Web page and app entries
**********

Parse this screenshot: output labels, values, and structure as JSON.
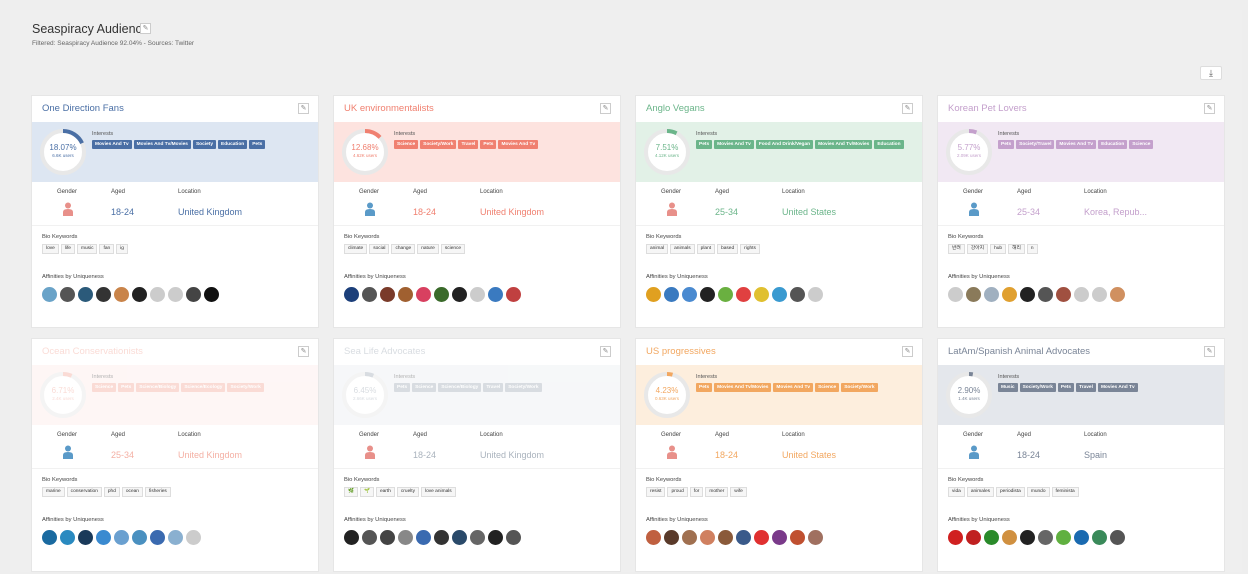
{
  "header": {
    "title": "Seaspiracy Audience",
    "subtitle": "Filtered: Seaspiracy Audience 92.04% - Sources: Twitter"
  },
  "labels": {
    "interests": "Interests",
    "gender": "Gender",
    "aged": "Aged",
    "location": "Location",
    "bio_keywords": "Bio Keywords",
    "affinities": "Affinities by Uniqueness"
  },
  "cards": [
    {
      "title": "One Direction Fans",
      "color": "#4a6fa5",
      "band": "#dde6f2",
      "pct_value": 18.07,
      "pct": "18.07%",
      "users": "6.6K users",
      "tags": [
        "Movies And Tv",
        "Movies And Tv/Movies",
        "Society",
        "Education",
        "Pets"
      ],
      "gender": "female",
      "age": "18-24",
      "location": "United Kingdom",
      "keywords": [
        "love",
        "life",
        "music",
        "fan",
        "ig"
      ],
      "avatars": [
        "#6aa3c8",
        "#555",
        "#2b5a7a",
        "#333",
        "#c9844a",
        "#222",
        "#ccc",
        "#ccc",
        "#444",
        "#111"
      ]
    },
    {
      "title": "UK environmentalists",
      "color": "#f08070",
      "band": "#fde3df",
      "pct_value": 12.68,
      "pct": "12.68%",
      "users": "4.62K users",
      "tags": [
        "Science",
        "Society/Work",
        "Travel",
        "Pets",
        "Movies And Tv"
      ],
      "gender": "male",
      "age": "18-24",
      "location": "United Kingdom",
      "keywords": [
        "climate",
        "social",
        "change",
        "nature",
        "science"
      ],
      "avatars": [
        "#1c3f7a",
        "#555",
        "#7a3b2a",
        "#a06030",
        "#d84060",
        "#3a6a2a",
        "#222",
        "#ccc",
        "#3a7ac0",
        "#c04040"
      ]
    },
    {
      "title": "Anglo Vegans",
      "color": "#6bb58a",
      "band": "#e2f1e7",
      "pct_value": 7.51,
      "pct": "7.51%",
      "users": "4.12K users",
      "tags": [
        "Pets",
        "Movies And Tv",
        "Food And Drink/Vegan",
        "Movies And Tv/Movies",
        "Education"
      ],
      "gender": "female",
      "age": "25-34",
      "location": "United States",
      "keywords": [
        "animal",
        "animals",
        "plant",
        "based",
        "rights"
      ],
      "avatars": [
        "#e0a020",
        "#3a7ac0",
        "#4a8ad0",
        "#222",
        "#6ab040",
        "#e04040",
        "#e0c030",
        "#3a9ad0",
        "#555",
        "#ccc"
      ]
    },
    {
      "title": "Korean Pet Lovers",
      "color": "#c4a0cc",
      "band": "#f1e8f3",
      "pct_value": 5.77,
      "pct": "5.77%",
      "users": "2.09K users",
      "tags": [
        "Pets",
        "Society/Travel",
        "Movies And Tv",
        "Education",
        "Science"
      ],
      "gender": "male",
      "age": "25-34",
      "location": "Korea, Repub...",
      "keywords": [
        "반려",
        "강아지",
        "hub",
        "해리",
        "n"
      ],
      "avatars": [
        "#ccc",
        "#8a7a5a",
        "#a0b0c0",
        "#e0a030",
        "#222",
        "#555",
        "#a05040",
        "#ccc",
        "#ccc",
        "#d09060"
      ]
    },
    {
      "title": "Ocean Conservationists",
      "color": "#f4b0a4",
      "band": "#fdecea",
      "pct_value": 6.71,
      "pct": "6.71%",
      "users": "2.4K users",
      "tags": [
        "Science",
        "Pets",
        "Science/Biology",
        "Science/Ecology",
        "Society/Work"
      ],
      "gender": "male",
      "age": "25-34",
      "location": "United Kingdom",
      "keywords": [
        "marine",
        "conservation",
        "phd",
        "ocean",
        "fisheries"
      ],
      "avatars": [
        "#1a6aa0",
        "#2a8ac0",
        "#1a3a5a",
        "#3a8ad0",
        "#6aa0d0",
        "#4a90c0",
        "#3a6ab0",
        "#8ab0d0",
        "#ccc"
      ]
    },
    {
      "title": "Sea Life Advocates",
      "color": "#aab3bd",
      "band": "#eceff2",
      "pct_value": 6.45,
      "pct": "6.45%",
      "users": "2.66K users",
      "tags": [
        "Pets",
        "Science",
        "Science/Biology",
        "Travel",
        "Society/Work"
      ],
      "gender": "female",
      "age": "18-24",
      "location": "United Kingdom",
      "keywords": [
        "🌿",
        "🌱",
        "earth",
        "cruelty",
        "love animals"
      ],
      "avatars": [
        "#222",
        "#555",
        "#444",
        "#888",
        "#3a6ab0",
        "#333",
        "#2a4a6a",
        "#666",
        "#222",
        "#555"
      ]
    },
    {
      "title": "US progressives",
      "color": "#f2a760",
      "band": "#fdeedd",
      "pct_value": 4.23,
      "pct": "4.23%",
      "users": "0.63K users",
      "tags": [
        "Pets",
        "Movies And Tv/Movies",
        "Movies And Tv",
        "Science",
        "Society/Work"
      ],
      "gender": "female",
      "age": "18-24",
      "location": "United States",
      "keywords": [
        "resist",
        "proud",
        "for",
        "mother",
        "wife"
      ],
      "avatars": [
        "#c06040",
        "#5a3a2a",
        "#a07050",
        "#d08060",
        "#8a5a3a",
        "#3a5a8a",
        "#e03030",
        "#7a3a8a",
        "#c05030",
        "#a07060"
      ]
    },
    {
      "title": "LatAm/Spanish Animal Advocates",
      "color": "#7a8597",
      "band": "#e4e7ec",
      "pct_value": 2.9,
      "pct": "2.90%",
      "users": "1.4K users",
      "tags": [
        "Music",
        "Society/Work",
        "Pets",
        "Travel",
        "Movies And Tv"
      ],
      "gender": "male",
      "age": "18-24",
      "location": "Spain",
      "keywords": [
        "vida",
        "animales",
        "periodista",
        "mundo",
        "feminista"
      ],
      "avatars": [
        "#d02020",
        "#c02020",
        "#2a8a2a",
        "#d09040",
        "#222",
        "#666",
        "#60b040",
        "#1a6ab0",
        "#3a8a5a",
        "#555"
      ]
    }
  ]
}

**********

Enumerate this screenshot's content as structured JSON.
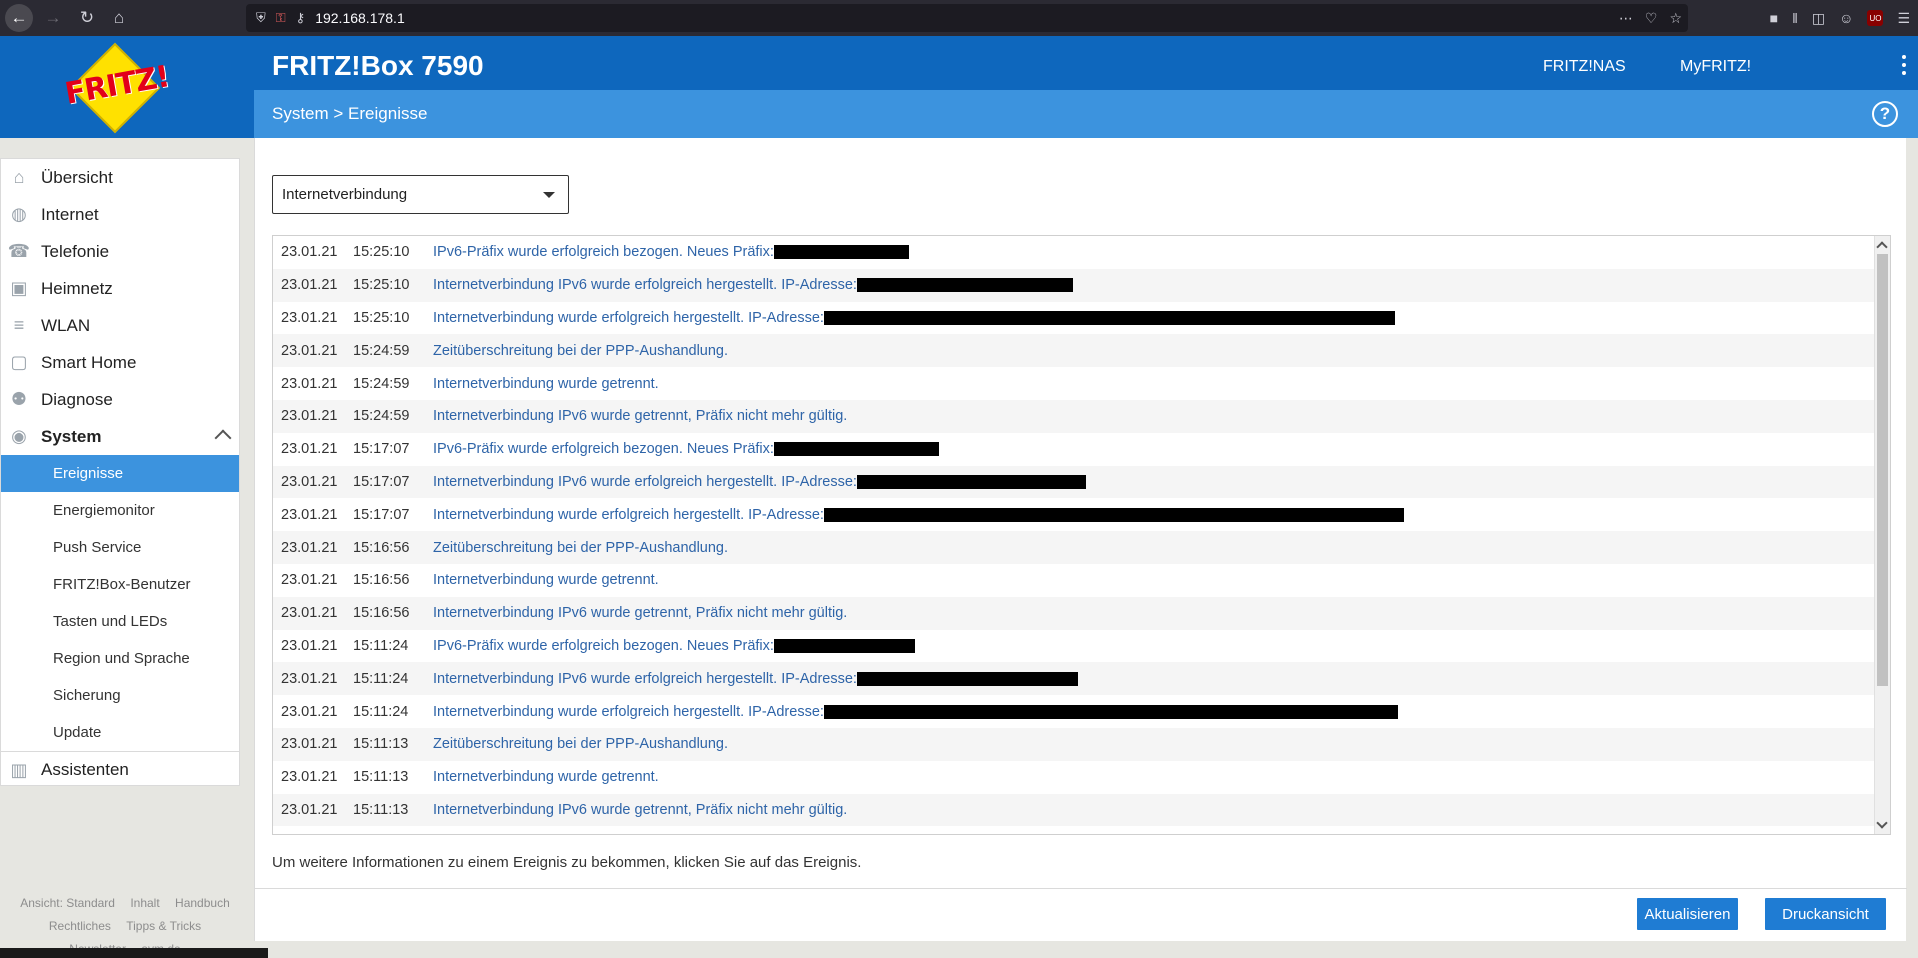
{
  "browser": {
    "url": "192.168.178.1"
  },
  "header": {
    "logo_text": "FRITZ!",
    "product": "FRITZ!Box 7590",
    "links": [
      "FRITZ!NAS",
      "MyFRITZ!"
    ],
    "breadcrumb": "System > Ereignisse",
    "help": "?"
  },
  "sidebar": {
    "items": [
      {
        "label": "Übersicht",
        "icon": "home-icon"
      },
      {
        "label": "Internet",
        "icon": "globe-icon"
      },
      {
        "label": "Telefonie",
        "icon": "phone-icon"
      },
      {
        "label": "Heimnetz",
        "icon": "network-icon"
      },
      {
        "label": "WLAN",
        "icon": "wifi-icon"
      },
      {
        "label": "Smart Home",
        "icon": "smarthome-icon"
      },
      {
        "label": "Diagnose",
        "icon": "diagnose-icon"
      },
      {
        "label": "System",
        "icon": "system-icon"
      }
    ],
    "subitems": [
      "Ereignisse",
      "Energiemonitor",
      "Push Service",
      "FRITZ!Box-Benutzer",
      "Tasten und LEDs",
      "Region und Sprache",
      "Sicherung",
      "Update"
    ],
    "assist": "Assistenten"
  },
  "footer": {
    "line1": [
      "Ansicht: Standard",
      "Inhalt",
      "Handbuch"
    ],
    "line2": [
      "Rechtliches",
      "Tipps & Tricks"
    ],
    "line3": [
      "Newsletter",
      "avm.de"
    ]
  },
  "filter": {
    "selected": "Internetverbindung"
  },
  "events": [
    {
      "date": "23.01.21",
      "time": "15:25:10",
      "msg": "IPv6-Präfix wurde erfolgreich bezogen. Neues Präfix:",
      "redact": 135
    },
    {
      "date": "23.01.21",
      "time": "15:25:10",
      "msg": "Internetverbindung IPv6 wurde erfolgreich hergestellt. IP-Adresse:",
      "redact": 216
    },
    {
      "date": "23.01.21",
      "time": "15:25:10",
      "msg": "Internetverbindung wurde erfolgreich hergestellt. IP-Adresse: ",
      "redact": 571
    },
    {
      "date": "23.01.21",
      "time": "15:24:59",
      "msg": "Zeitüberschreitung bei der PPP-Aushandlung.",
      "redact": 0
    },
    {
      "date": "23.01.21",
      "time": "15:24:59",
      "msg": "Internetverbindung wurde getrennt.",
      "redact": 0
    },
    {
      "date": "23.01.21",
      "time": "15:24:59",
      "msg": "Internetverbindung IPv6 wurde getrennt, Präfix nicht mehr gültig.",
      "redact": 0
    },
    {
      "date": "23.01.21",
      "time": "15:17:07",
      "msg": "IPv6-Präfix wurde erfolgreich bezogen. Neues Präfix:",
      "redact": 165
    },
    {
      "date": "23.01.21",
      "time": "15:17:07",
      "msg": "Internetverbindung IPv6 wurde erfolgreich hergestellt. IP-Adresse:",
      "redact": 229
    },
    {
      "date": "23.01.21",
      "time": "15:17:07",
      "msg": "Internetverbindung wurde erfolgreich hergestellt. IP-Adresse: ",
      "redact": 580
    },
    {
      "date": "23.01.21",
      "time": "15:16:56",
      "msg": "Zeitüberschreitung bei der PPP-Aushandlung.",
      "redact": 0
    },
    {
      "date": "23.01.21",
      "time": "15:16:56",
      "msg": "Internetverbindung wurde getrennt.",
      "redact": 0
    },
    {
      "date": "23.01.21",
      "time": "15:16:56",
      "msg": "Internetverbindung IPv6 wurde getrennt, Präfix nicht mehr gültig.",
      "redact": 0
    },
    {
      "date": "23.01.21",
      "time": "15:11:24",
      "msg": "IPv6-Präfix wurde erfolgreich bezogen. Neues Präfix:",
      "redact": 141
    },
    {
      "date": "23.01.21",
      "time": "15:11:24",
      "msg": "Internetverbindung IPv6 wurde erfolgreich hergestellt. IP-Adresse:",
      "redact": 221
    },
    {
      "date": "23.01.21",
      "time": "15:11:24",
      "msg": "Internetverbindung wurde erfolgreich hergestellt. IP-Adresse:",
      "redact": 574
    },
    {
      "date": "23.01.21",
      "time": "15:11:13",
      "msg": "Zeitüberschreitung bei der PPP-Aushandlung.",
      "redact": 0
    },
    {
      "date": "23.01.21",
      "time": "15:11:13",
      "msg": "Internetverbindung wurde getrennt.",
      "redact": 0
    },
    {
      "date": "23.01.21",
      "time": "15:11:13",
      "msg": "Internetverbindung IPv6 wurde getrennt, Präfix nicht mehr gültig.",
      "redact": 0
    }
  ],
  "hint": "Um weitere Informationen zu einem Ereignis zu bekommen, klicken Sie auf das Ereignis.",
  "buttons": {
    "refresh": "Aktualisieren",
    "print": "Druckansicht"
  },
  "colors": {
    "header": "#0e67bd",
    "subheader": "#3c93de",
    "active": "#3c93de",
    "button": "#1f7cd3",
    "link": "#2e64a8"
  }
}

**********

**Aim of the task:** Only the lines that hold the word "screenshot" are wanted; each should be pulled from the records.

**Exercise result:**
Parse this screenshot: output labels, values, and structure as JSON.
Enumerate this screenshot's content as structured JSON.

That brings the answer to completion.